One of the things you should do when linkbuilding is to check out your competitors’ link profiles. Use a software tool for the purpose, or a free tool such as Yahoo! Site Explorer, and have a look at the sites that link to your competitor.
Sometimes you can find good places to request links in this way; I find that a nice email saying, “I notice that you’ve listed most of the main sites offering X, but not MySite,com…” along with data substantiating the value of the site, often works very well.
Even if you don’t find good new places to request links, you can often get a good idea of the strategy your competitor is using. Are they going with articles and press releases? Are they paying for ads? Is there a lot of social media going on? Armed with this information and what you know about your field and your competitors, you can either draw conclusions about what works well for your industry, or see where you can blaze new trails with things not already being done.
What you don’t often see is an actual good natural link profile.
Ideally, all sites would just get their links naturally from being valuable.
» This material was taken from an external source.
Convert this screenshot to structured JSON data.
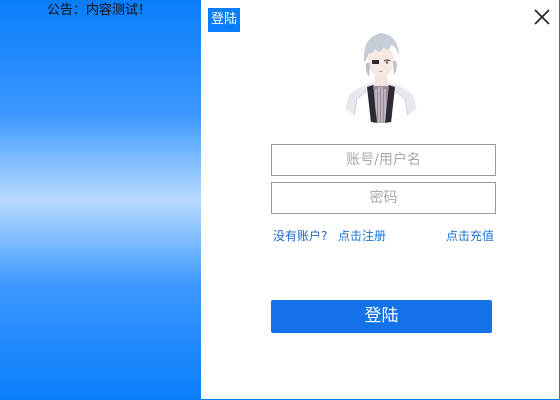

In reality, that’s a slow process. Most good sites do some work on linkbuilding, so the savvy observer can see a strategy, and most sites that don’t work on linkbuilding aren’t that good, so they just have a handful of natural links.
We’re currently talking with an organization that has a good natural link profile. Their site has some big problems with SEO, so that they have just a couple thousand links after a decade or so online. But look at those links! They have links from several different Wikipedia articles. They have links from newspaper and magazine articles. They have links from influential bloggers. They have links from reviews, news aggregates, and other people’s social media.
We all want link profiles like these. How can you achieve this? Simple! Have your site up for a long time and be rather famous. Hard to copy.
Our lab site, www.myfreshplans.com, is gaining a nice natural link profile, because we just placed half a dozen high value links and then left it alone. We wanted to see what would happen.
Here’s what has happened in five months: 713 links, about 40% to inner pages. We’ve worked with sites that have been up for years without reaching 713 links, so we feel that this is not bad, but it’s certainly fewer than we could have attained with steady linkbuilding.
Looking at a few of the links to one of the inside pages (called “deep links”), we see that other education-oriented sites are linking to us. We also have links from blogs (including our own), from one blog directory, from social media, and from schools.
These natural link profiles don’t, you’ll notice, include lots of links from directories, ads, or press releases. There’s nothing wrong with those easy links — both these sites would benefit from that type of basic linkbuilding — but search engines can certainly tell the difference. The more natural your link profile appears, the better.
When we’re ready to build links intentionally for FreshPlans, we should look at this data, and at the referring sites that send traffic (we can find that at our Google Analytics account), and find similar sites to the ones that have naturally given us links, and the ones that have given us traffic. We should request links from that kind of site. If we didn’t have a natural link profile of our own to work with, we ought to scour our competitors’ link profiles seeking these natural links or the cultured pearls of links and try for those.